# Directions:
For the string "letter", find every matching line in the records and copy it.

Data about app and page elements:
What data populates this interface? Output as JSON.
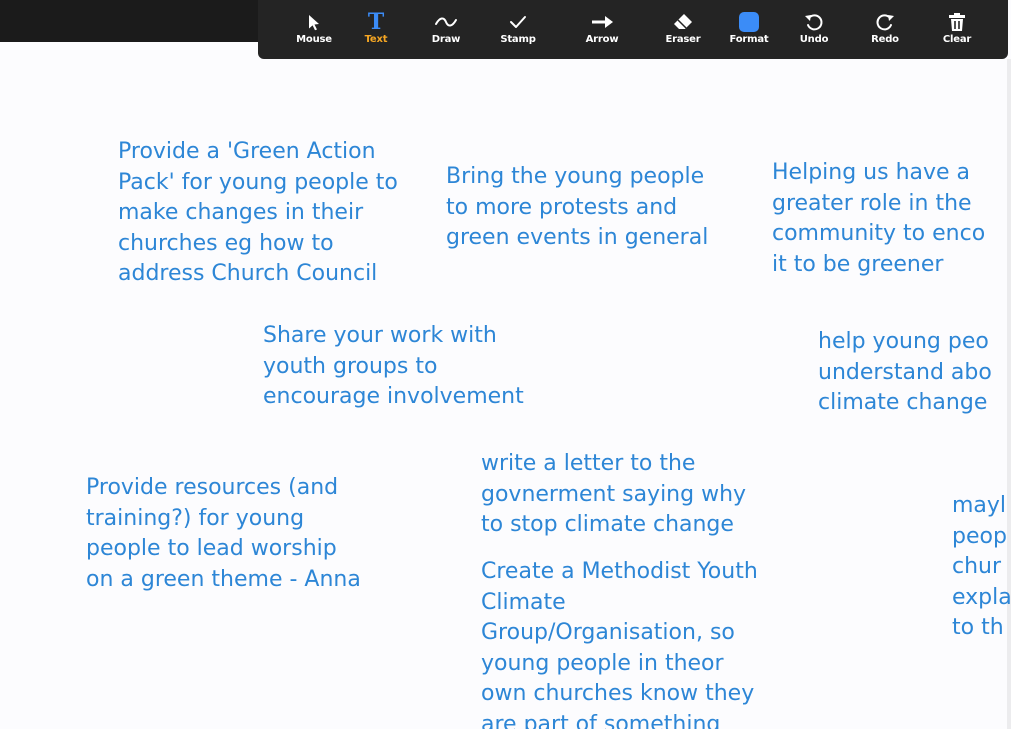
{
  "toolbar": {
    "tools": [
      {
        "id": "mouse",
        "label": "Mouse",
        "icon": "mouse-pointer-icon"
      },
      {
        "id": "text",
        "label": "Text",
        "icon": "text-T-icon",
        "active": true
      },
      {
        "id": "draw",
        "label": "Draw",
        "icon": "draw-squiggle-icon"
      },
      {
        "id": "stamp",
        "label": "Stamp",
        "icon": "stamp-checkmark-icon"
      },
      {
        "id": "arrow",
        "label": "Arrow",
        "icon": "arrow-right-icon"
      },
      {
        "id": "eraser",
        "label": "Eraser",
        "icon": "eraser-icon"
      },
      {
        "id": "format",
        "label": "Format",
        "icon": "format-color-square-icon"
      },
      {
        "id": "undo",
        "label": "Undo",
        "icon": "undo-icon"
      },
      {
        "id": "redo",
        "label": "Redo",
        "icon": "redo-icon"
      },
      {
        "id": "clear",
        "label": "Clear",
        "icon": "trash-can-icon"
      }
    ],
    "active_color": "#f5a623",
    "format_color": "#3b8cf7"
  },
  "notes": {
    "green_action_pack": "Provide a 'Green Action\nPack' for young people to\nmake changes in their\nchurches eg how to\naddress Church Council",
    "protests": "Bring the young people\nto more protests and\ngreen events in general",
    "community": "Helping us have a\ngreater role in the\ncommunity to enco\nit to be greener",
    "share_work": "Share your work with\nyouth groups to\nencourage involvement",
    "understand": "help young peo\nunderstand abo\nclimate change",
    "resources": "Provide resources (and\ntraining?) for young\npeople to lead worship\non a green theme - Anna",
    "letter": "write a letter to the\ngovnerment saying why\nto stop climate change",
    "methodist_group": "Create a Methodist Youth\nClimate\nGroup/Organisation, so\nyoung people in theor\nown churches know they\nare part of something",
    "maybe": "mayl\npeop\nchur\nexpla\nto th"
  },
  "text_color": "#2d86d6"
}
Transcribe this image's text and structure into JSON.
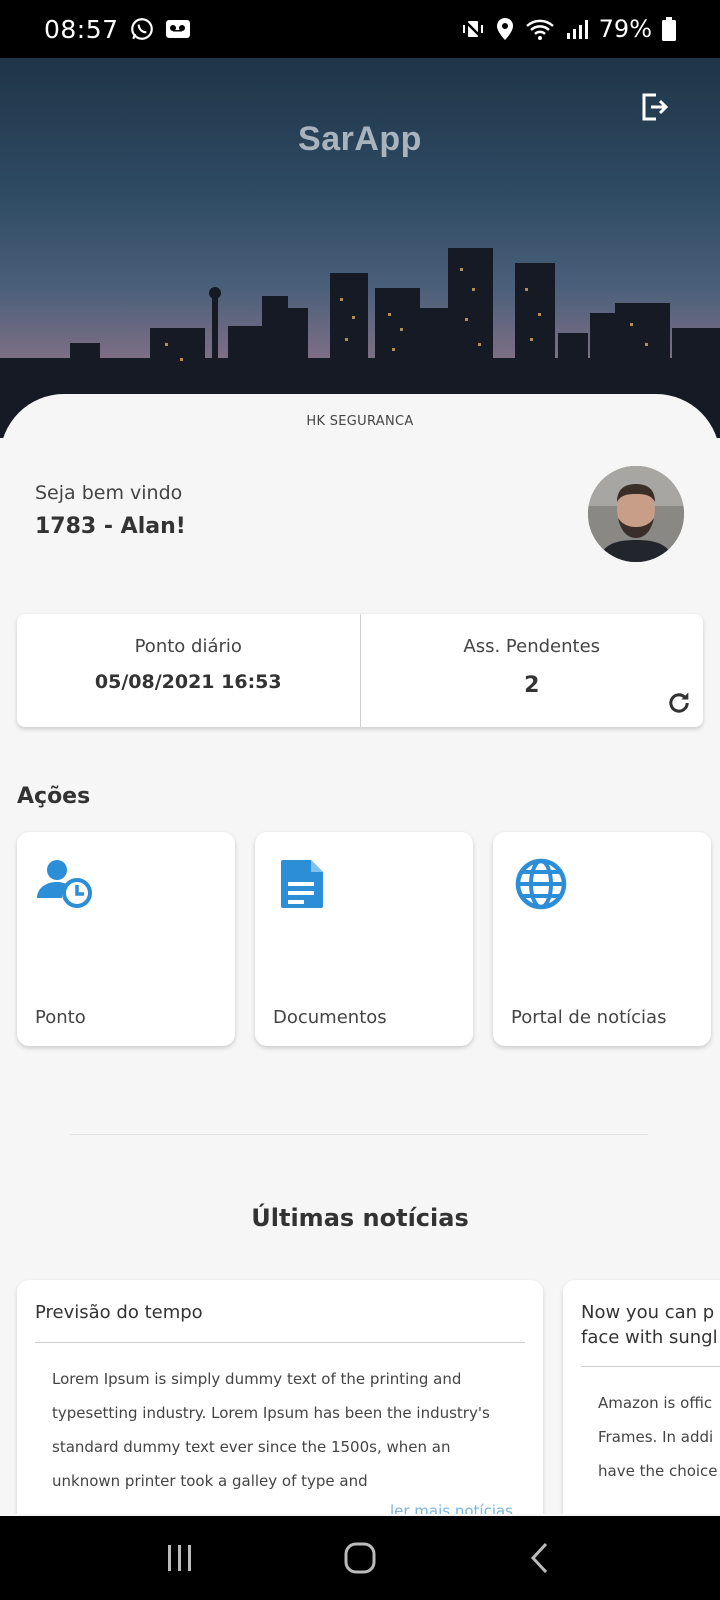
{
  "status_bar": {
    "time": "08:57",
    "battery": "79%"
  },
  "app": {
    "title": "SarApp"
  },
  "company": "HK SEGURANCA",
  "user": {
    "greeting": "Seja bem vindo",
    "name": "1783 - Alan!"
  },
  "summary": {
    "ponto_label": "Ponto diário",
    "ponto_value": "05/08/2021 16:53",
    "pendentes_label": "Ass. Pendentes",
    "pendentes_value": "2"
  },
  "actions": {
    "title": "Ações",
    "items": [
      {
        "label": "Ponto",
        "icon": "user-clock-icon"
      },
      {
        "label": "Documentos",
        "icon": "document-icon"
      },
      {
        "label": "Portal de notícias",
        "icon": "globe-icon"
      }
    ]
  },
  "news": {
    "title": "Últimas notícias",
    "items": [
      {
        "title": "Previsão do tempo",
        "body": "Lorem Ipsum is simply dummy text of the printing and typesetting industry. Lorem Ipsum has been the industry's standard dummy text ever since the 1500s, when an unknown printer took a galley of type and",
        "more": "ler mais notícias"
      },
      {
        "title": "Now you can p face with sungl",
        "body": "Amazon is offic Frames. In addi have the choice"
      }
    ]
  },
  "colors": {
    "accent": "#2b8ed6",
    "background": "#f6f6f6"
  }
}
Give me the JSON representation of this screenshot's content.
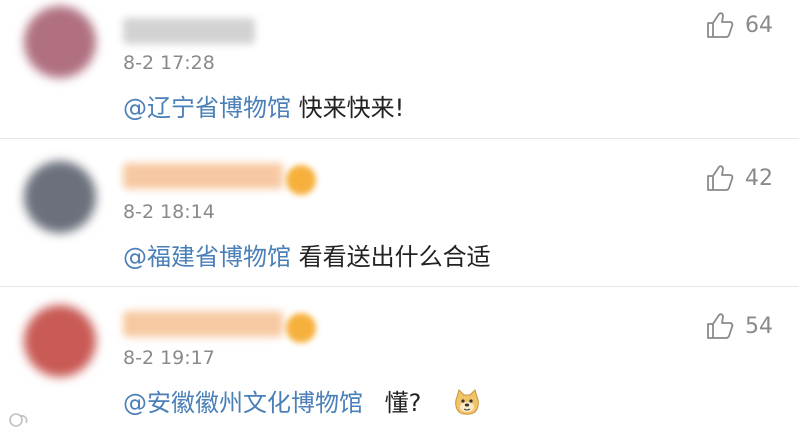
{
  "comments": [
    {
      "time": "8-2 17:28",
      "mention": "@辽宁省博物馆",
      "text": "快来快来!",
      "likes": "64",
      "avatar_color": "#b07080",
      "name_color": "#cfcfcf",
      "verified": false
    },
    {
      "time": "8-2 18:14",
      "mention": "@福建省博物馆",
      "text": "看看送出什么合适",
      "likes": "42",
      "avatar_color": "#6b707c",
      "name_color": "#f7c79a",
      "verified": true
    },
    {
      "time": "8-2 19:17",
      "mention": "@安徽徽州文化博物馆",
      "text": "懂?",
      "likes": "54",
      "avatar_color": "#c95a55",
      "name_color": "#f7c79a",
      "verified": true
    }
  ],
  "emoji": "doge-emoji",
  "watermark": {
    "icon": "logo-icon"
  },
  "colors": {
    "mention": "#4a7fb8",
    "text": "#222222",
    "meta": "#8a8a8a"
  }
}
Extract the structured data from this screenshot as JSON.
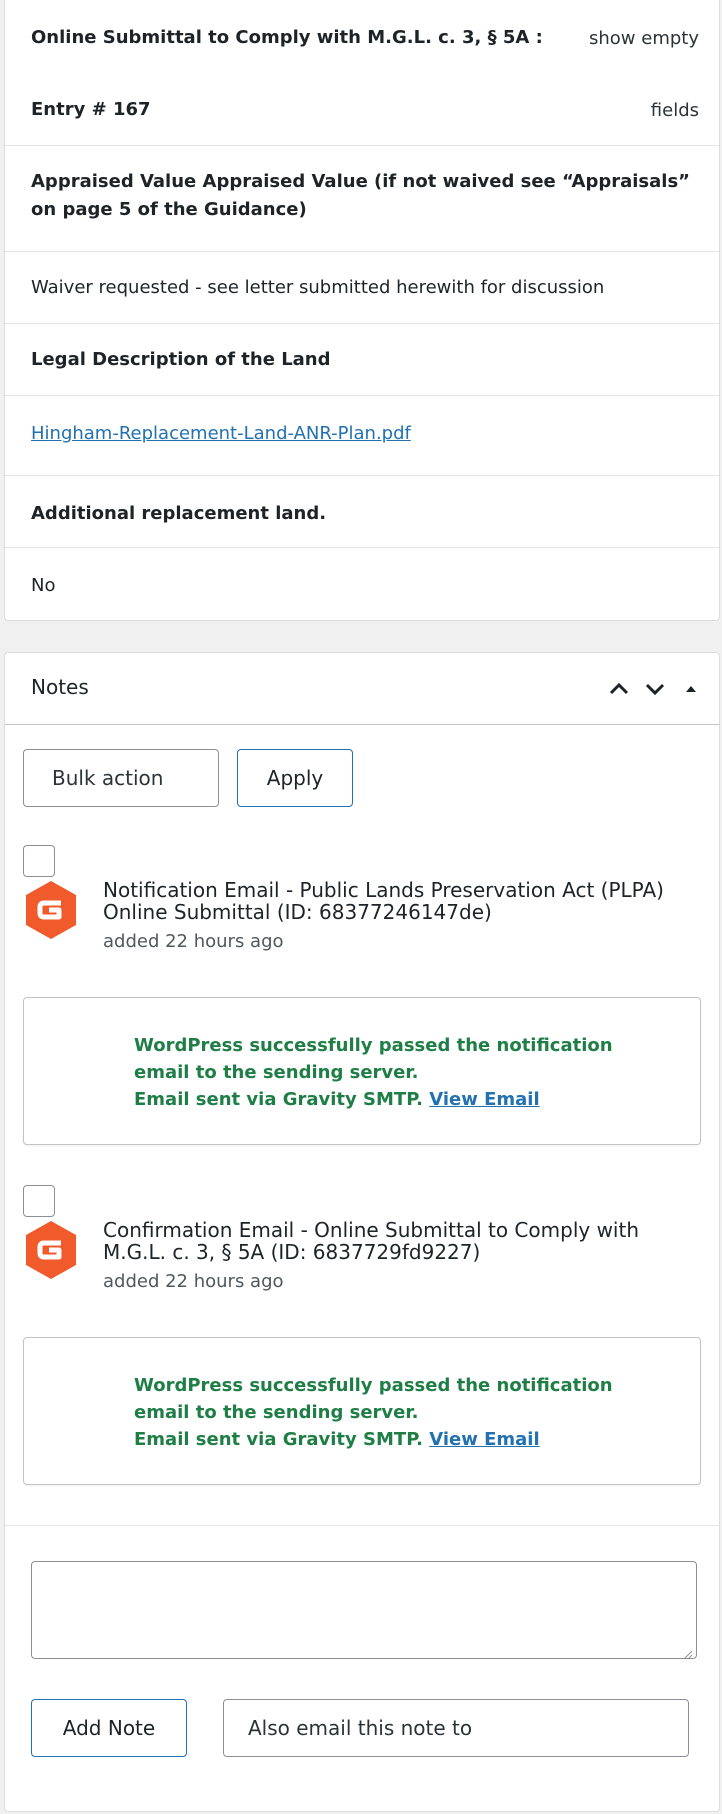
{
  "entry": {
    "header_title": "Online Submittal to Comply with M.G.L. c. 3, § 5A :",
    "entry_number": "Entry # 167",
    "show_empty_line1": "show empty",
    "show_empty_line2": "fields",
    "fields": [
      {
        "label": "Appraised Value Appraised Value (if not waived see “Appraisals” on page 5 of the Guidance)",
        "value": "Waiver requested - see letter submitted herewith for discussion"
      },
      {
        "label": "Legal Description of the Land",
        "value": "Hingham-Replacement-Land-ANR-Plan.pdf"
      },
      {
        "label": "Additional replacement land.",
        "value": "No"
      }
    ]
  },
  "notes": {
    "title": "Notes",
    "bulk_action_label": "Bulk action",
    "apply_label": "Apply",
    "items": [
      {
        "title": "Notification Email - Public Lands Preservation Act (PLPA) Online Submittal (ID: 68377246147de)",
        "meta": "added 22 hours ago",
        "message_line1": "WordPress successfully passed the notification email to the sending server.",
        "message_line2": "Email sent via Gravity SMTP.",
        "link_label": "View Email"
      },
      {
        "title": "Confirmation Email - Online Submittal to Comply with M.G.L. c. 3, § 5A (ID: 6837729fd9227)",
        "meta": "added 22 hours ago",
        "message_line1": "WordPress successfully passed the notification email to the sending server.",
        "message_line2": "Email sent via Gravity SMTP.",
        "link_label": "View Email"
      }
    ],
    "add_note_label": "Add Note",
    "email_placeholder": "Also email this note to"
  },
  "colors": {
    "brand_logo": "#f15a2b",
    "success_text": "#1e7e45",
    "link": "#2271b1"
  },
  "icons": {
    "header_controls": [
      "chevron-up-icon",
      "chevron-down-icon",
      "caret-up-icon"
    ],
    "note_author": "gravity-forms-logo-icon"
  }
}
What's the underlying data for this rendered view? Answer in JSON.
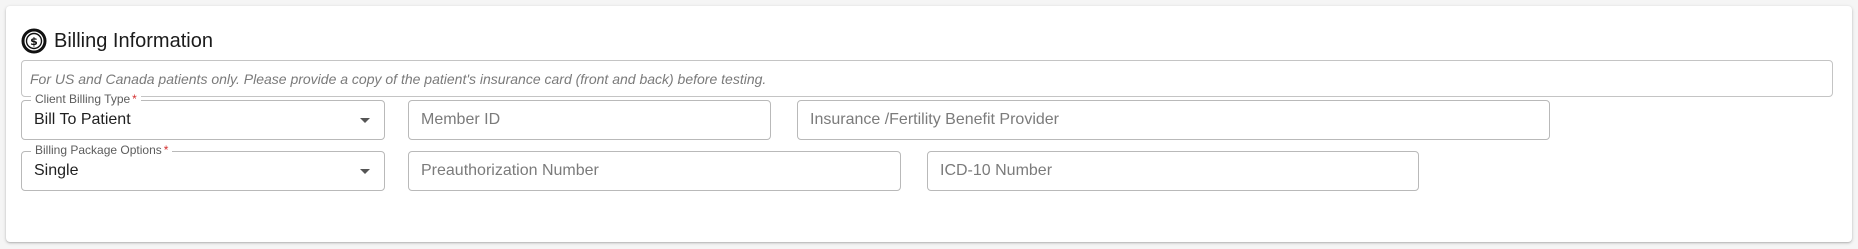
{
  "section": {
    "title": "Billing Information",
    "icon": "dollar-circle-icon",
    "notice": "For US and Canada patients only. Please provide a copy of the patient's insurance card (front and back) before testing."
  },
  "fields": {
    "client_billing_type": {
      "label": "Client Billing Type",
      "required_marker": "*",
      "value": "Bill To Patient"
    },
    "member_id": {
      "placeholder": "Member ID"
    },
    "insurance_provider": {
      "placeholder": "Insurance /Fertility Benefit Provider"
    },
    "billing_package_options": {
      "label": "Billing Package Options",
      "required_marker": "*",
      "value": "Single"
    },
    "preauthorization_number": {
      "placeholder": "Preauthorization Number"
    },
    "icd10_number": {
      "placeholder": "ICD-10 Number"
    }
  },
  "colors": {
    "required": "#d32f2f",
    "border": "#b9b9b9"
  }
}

# Task answer:
    "letter": "write a letter to the\ngovnerment saying why\nto stop climate change",
        "value": "Waiver requested - see letter submitted herewith for discussion"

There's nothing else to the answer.